_Prompt_:
Your response should consist of the entries below, written out exactly.

_Records shown_:
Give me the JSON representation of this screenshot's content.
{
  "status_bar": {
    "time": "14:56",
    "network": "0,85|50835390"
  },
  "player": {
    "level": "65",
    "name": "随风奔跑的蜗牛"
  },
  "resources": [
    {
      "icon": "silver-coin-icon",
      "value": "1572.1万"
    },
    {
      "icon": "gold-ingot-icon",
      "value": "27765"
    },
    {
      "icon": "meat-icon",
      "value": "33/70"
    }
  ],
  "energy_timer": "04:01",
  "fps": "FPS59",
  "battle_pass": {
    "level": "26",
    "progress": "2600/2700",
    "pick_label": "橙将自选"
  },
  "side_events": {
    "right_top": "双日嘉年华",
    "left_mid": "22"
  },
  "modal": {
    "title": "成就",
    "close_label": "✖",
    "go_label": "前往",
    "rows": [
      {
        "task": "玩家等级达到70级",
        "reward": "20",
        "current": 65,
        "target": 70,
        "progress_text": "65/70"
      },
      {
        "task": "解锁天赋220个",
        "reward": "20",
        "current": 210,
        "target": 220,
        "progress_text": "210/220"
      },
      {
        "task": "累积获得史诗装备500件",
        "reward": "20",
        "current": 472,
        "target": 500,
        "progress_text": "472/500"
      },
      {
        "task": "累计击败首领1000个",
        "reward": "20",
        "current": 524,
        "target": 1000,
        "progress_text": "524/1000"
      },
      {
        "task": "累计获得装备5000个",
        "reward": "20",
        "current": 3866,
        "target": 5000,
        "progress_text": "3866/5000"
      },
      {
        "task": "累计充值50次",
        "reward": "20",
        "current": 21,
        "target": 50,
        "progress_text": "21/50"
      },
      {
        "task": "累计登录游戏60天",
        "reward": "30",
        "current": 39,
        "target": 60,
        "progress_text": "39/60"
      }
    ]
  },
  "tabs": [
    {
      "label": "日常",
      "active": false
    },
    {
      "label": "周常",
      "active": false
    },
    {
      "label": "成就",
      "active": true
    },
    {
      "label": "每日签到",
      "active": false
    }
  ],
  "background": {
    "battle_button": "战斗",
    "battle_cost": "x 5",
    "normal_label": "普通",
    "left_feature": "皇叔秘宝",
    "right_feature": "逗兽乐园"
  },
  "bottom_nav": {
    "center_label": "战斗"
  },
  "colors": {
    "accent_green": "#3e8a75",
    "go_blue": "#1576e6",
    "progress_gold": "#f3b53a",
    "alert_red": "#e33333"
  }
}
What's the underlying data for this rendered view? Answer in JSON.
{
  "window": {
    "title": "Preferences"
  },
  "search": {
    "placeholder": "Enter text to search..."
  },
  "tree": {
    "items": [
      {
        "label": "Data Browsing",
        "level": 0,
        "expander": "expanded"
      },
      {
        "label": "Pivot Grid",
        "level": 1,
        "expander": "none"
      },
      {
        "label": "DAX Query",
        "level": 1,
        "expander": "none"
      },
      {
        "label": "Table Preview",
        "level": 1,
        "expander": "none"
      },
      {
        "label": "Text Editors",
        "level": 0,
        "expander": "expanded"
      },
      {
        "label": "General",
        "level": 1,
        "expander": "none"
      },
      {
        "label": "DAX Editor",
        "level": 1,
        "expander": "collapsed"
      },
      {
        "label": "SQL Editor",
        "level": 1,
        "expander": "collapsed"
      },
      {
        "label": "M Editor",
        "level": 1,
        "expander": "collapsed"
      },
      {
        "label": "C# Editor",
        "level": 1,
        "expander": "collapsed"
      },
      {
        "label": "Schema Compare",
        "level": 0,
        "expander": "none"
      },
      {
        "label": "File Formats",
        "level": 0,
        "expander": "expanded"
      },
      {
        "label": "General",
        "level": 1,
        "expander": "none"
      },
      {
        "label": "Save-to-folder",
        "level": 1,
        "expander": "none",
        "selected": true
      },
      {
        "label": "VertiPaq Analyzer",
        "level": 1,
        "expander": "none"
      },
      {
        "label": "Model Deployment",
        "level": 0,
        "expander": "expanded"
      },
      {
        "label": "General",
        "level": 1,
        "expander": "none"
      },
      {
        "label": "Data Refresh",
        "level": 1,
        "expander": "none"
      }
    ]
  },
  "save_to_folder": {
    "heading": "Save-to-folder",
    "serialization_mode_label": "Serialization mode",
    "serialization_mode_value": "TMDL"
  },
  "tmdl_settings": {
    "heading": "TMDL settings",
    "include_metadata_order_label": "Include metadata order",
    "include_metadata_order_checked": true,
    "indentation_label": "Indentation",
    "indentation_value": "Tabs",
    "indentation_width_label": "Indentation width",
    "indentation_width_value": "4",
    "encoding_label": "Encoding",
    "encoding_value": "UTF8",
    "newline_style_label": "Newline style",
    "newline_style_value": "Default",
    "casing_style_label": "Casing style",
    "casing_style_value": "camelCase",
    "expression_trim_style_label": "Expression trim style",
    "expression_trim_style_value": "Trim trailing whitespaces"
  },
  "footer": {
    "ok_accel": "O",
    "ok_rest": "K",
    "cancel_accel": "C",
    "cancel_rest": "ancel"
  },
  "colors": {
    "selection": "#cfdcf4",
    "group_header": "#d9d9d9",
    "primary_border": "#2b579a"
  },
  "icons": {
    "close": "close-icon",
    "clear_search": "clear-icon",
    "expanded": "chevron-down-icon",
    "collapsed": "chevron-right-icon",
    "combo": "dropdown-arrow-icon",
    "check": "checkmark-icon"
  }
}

_Exercise response_:
Give me the JSON representation of this screenshot's content.
{
  "status_bar": {
    "time": "14:56",
    "network": "0,85|50835390"
  },
  "player": {
    "level": "65",
    "name": "随风奔跑的蜗牛"
  },
  "resources": [
    {
      "icon": "silver-coin-icon",
      "value": "1572.1万"
    },
    {
      "icon": "gold-ingot-icon",
      "value": "27765"
    },
    {
      "icon": "meat-icon",
      "value": "33/70"
    }
  ],
  "energy_timer": "04:01",
  "fps": "FPS59",
  "battle_pass": {
    "level": "26",
    "progress": "2600/2700",
    "pick_label": "橙将自选"
  },
  "side_events": {
    "right_top": "双日嘉年华",
    "left_mid": "22"
  },
  "modal": {
    "title": "成就",
    "close_label": "✖",
    "go_label": "前往",
    "rows": [
      {
        "task": "玩家等级达到70级",
        "reward": "20",
        "current": 65,
        "target": 70,
        "progress_text": "65/70"
      },
      {
        "task": "解锁天赋220个",
        "reward": "20",
        "current": 210,
        "target": 220,
        "progress_text": "210/220"
      },
      {
        "task": "累积获得史诗装备500件",
        "reward": "20",
        "current": 472,
        "target": 500,
        "progress_text": "472/500"
      },
      {
        "task": "累计击败首领1000个",
        "reward": "20",
        "current": 524,
        "target": 1000,
        "progress_text": "524/1000"
      },
      {
        "task": "累计获得装备5000个",
        "reward": "20",
        "current": 3866,
        "target": 5000,
        "progress_text": "3866/5000"
      },
      {
        "task": "累计充值50次",
        "reward": "20",
        "current": 21,
        "target": 50,
        "progress_text": "21/50"
      },
      {
        "task": "累计登录游戏60天",
        "reward": "30",
        "current": 39,
        "target": 60,
        "progress_text": "39/60"
      }
    ]
  },
  "tabs": [
    {
      "label": "日常",
      "active": false
    },
    {
      "label": "周常",
      "active": false
    },
    {
      "label": "成就",
      "active": true
    },
    {
      "label": "每日签到",
      "active": false
    }
  ],
  "background": {
    "battle_button": "战斗",
    "battle_cost": "x 5",
    "normal_label": "普通",
    "left_feature": "皇叔秘宝",
    "right_feature": "逗兽乐园"
  },
  "bottom_nav": {
    "center_label": "战斗"
  },
  "colors": {
    "accent_green": "#3e8a75",
    "go_blue": "#1576e6",
    "progress_gold": "#f3b53a",
    "alert_red": "#e33333"
  }
}
What's the underlying data for this rendered view? Answer in JSON.
{
  "window": {
    "title": "Preferences"
  },
  "search": {
    "placeholder": "Enter text to search..."
  },
  "tree": {
    "items": [
      {
        "label": "Data Browsing",
        "level": 0,
        "expander": "expanded"
      },
      {
        "label": "Pivot Grid",
        "level": 1,
        "expander": "none"
      },
      {
        "label": "DAX Query",
        "level": 1,
        "expander": "none"
      },
      {
        "label": "Table Preview",
        "level": 1,
        "expander": "none"
      },
      {
        "label": "Text Editors",
        "level": 0,
        "expander": "expanded"
      },
      {
        "label": "General",
        "level": 1,
        "expander": "none"
      },
      {
        "label": "DAX Editor",
        "level": 1,
        "expander": "collapsed"
      },
      {
        "label": "SQL Editor",
        "level": 1,
        "expander": "collapsed"
      },
      {
        "label": "M Editor",
        "level": 1,
        "expander": "collapsed"
      },
      {
        "label": "C# Editor",
        "level": 1,
        "expander": "collapsed"
      },
      {
        "label": "Schema Compare",
        "level": 0,
        "expander": "none"
      },
      {
        "label": "File Formats",
        "level": 0,
        "expander": "expanded"
      },
      {
        "label": "General",
        "level": 1,
        "expander": "none"
      },
      {
        "label": "Save-to-folder",
        "level": 1,
        "expander": "none",
        "selected": true
      },
      {
        "label": "VertiPaq Analyzer",
        "level": 1,
        "expander": "none"
      },
      {
        "label": "Model Deployment",
        "level": 0,
        "expander": "expanded"
      },
      {
        "label": "General",
        "level": 1,
        "expander": "none"
      },
      {
        "label": "Data Refresh",
        "level": 1,
        "expander": "none"
      }
    ]
  },
  "save_to_folder": {
    "heading": "Save-to-folder",
    "serialization_mode_label": "Serialization mode",
    "serialization_mode_value": "TMDL"
  },
  "tmdl_settings": {
    "heading": "TMDL settings",
    "include_metadata_order_label": "Include metadata order",
    "include_metadata_order_checked": true,
    "indentation_label": "Indentation",
    "indentation_value": "Tabs",
    "indentation_width_label": "Indentation width",
    "indentation_width_value": "4",
    "encoding_label": "Encoding",
    "encoding_value": "UTF8",
    "newline_style_label": "Newline style",
    "newline_style_value": "Default",
    "casing_style_label": "Casing style",
    "casing_style_value": "camelCase",
    "expression_trim_style_label": "Expression trim style",
    "expression_trim_style_value": "Trim trailing whitespaces"
  },
  "footer": {
    "ok_accel": "O",
    "ok_rest": "K",
    "cancel_accel": "C",
    "cancel_rest": "ancel"
  },
  "colors": {
    "selection": "#cfdcf4",
    "group_header": "#d9d9d9",
    "primary_border": "#2b579a"
  },
  "icons": {
    "close": "close-icon",
    "clear_search": "clear-icon",
    "expanded": "chevron-down-icon",
    "collapsed": "chevron-right-icon",
    "combo": "dropdown-arrow-icon",
    "check": "checkmark-icon"
  }
}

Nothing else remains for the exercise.